◆ **PROMPT**
All lines containing the string "客户分组" must be copied from the entries.

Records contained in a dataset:
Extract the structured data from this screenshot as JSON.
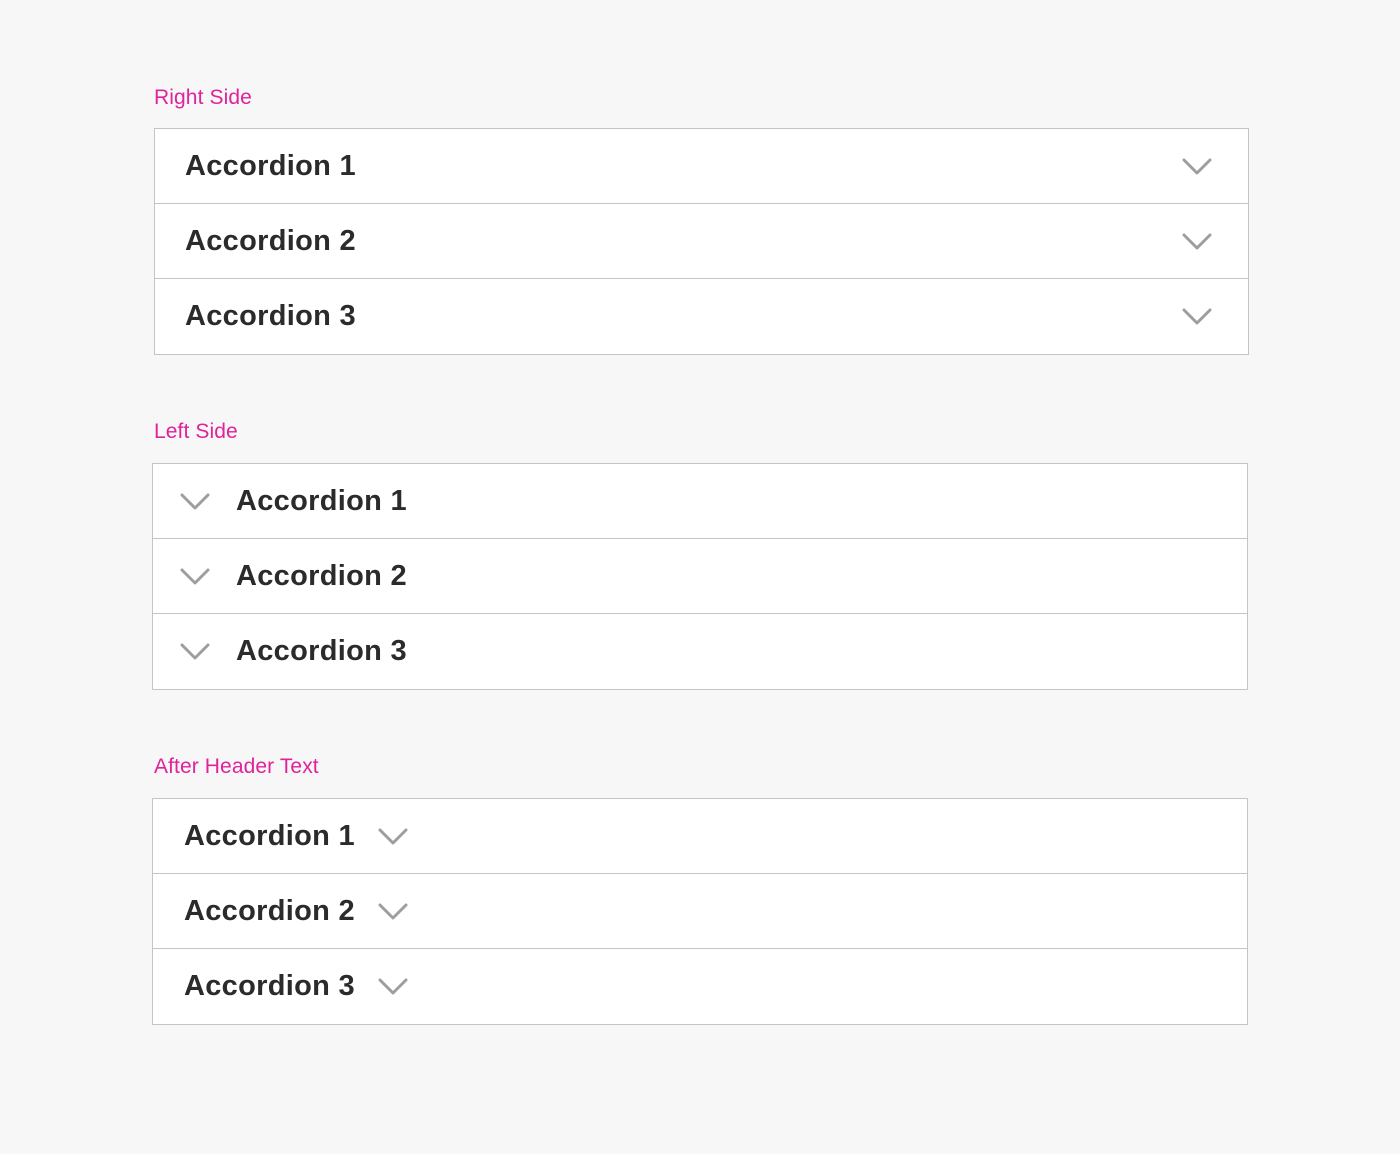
{
  "theme": {
    "label_color": "#e0229b",
    "text_color": "#2b2b2b",
    "chevron_color": "#9e9e9e",
    "border_color": "#c4c4c4",
    "background": "#f7f7f7"
  },
  "sections": [
    {
      "label": "Right Side",
      "icon": "chevron-down-icon",
      "items": [
        {
          "label": "Accordion 1"
        },
        {
          "label": "Accordion 2"
        },
        {
          "label": "Accordion 3"
        }
      ]
    },
    {
      "label": "Left Side",
      "icon": "chevron-down-icon",
      "items": [
        {
          "label": "Accordion 1"
        },
        {
          "label": "Accordion 2"
        },
        {
          "label": "Accordion 3"
        }
      ]
    },
    {
      "label": "After Header Text",
      "icon": "chevron-down-icon",
      "items": [
        {
          "label": "Accordion 1"
        },
        {
          "label": "Accordion 2"
        },
        {
          "label": "Accordion 3"
        }
      ]
    }
  ]
}
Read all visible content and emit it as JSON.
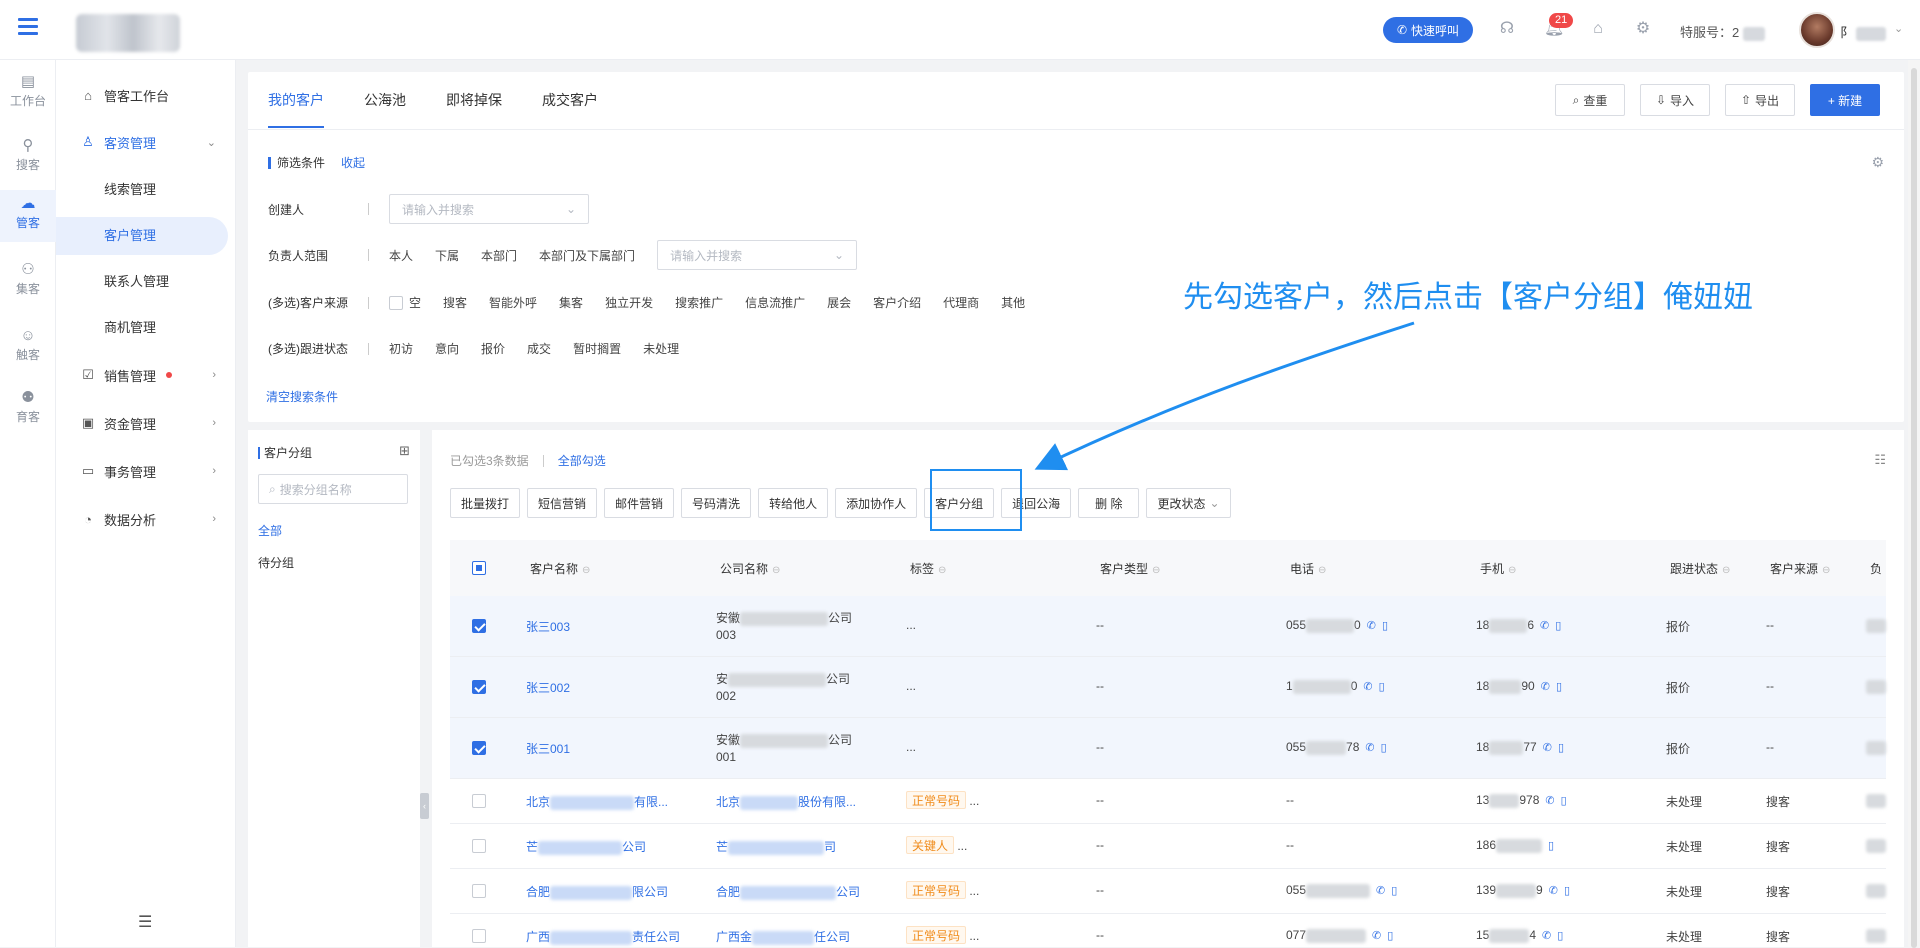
{
  "topbar": {
    "quick_call": "快速呼叫",
    "notif_count": "21",
    "agent_no_label": "特服号：2",
    "user_name_initial": "阝"
  },
  "rail": [
    {
      "label": "工作台",
      "icon": "workbench-icon"
    },
    {
      "label": "搜客",
      "icon": "search-customer-icon"
    },
    {
      "label": "管客",
      "icon": "crm-icon"
    },
    {
      "label": "集客",
      "icon": "group-icon"
    },
    {
      "label": "触客",
      "icon": "contact-icon"
    },
    {
      "label": "育客",
      "icon": "nurture-icon"
    }
  ],
  "menu": {
    "workbench": "管客工作台",
    "customer_mgmt": "客资管理",
    "sub": [
      "线索管理",
      "客户管理",
      "联系人管理",
      "商机管理"
    ],
    "sales": "销售管理",
    "finance": "资金管理",
    "affairs": "事务管理",
    "analytics": "数据分析"
  },
  "tabs": [
    "我的客户",
    "公海池",
    "即将掉保",
    "成交客户"
  ],
  "toolbar": {
    "dedupe": "查重",
    "import": "导入",
    "export": "导出",
    "new": "+ 新建"
  },
  "filter": {
    "title": "筛选条件",
    "collapse": "收起",
    "creator_label": "创建人",
    "placeholder": "请输入并搜索",
    "owner_label": "负责人范围",
    "owner_opts": [
      "本人",
      "下属",
      "本部门",
      "本部门及下属部门"
    ],
    "source_label": "(多选)客户来源",
    "source_opts": [
      "空",
      "搜客",
      "智能外呼",
      "集客",
      "独立开发",
      "搜索推广",
      "信息流推广",
      "展会",
      "客户介绍",
      "代理商",
      "其他"
    ],
    "status_label": "(多选)跟进状态",
    "status_opts": [
      "初访",
      "意向",
      "报价",
      "成交",
      "暂时搁置",
      "未处理"
    ],
    "clear": "清空搜索条件"
  },
  "groups": {
    "title": "客户分组",
    "search_placeholder": "搜索分组名称",
    "all": "全部",
    "pending": "待分组"
  },
  "list": {
    "selected_info": "已勾选3条数据",
    "select_all": "全部勾选",
    "actions": [
      "批量拨打",
      "短信营销",
      "邮件营销",
      "号码清洗",
      "转给他人",
      "添加协作人",
      "客户分组",
      "退回公海",
      "删 除",
      "更改状态"
    ],
    "columns": [
      "客户名称",
      "公司名称",
      "标签",
      "客户类型",
      "电话",
      "手机",
      "跟进状态",
      "客户来源",
      "负"
    ],
    "rows": [
      {
        "name": "张三003",
        "company_a": "安徽",
        "company_b": "公司",
        "company_c": "003",
        "tag": "...",
        "type": "--",
        "phone_a": "055",
        "phone_b": "0",
        "mobile_a": "18",
        "mobile_b": "6",
        "status": "报价",
        "source": "--"
      },
      {
        "name": "张三002",
        "company_a": "安",
        "company_b": "公司",
        "company_c": "002",
        "tag": "...",
        "type": "--",
        "phone_a": "1",
        "phone_b": "0",
        "mobile_a": "18",
        "mobile_b": "90",
        "status": "报价",
        "source": "--"
      },
      {
        "name": "张三001",
        "company_a": "安徽",
        "company_b": "公司",
        "company_c": "001",
        "tag": "...",
        "type": "--",
        "phone_a": "055",
        "phone_b": "78",
        "mobile_a": "18",
        "mobile_b": "77",
        "status": "报价",
        "source": "--"
      },
      {
        "name_a": "北京",
        "name_b": "有限...",
        "company_a": "北京",
        "company_b": "股份有限...",
        "tag": "正常号码",
        "type": "--",
        "phone": "--",
        "mobile_a": "13",
        "mobile_b": "978",
        "status": "未处理",
        "source": "搜客"
      },
      {
        "name_a": "芒",
        "name_b": "公司",
        "company_a": "芒",
        "company_b": "司",
        "tag": "关键人",
        "type": "--",
        "phone": "--",
        "mobile_a": "186",
        "mobile_b": "",
        "status": "未处理",
        "source": "搜客"
      },
      {
        "name_a": "合肥",
        "name_b": "限公司",
        "company_a": "合肥",
        "company_b": "公司",
        "tag": "正常号码",
        "type": "--",
        "phone_a": "055",
        "mobile_a": "139",
        "mobile_b": "9",
        "status": "未处理",
        "source": "搜客"
      },
      {
        "name_a": "广西",
        "name_b": "责任公司",
        "company_a": "广西金",
        "company_b": "任公司",
        "tag": "正常号码",
        "type": "--",
        "phone_a": "077",
        "mobile_a": "15",
        "mobile_b": "4",
        "status": "未处理",
        "source": "搜客"
      }
    ]
  },
  "annotation": "先勾选客户，然后点击【客户分组】俺妞妞",
  "colors": {
    "accent": "#2f6fe4",
    "annotation": "#1f8ef0",
    "tag_orange": "#f08c1c"
  }
}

◆ **OUTPUT OF THE TASK**
    "title": "客户分组",
      "客户分组",
  "annotation": "先勾选客户，然后点击【客户分组】俺妞妞",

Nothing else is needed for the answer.